* [Assigned task] Could you give back the listing below exactly, every line included?

:: Data in this exercise ::

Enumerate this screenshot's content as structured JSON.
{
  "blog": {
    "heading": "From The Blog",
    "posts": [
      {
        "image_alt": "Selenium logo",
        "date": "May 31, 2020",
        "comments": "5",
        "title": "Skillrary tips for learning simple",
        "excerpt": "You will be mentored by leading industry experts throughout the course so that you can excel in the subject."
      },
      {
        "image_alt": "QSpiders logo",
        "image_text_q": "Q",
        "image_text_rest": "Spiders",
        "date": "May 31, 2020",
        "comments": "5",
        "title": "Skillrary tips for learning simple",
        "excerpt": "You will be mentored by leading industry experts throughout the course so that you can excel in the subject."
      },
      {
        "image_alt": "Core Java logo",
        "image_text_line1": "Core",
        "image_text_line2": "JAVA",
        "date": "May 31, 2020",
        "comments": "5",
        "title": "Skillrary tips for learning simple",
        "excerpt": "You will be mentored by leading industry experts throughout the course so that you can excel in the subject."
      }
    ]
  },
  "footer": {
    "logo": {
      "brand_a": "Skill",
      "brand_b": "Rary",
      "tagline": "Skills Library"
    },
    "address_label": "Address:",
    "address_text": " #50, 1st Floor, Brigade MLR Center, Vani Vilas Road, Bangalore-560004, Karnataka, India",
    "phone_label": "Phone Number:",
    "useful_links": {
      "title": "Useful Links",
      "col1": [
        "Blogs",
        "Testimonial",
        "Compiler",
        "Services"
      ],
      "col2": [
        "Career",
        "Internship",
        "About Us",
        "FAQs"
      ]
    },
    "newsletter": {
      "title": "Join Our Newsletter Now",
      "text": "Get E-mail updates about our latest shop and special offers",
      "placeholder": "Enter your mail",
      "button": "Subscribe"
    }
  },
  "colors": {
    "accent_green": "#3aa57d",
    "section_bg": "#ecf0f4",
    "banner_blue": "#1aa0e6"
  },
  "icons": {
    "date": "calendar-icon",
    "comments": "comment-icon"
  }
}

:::

* [Reply to the exercise]
Enumerate this screenshot's content as structured JSON.
{
  "blog": {
    "heading": "From The Blog",
    "posts": [
      {
        "image_alt": "Selenium logo",
        "date": "May 31, 2020",
        "comments": "5",
        "title": "Skillrary tips for learning simple",
        "excerpt": "You will be mentored by leading industry experts throughout the course so that you can excel in the subject."
      },
      {
        "image_alt": "QSpiders logo",
        "image_text_q": "Q",
        "image_text_rest": "Spiders",
        "date": "May 31, 2020",
        "comments": "5",
        "title": "Skillrary tips for learning simple",
        "excerpt": "You will be mentored by leading industry experts throughout the course so that you can excel in the subject."
      },
      {
        "image_alt": "Core Java logo",
        "image_text_line1": "Core",
        "image_text_line2": "JAVA",
        "date": "May 31, 2020",
        "comments": "5",
        "title": "Skillrary tips for learning simple",
        "excerpt": "You will be mentored by leading industry experts throughout the course so that you can excel in the subject."
      }
    ]
  },
  "footer": {
    "logo": {
      "brand_a": "Skill",
      "brand_b": "Rary",
      "tagline": "Skills Library"
    },
    "address_label": "Address:",
    "address_text": " #50, 1st Floor, Brigade MLR Center, Vani Vilas Road, Bangalore-560004, Karnataka, India",
    "phone_label": "Phone Number:",
    "useful_links": {
      "title": "Useful Links",
      "col1": [
        "Blogs",
        "Testimonial",
        "Compiler",
        "Services"
      ],
      "col2": [
        "Career",
        "Internship",
        "About Us",
        "FAQs"
      ]
    },
    "newsletter": {
      "title": "Join Our Newsletter Now",
      "text": "Get E-mail updates about our latest shop and special offers",
      "placeholder": "Enter your mail",
      "button": "Subscribe"
    }
  },
  "colors": {
    "accent_green": "#3aa57d",
    "section_bg": "#ecf0f4",
    "banner_blue": "#1aa0e6"
  },
  "icons": {
    "date": "calendar-icon",
    "comments": "comment-icon"
  }
}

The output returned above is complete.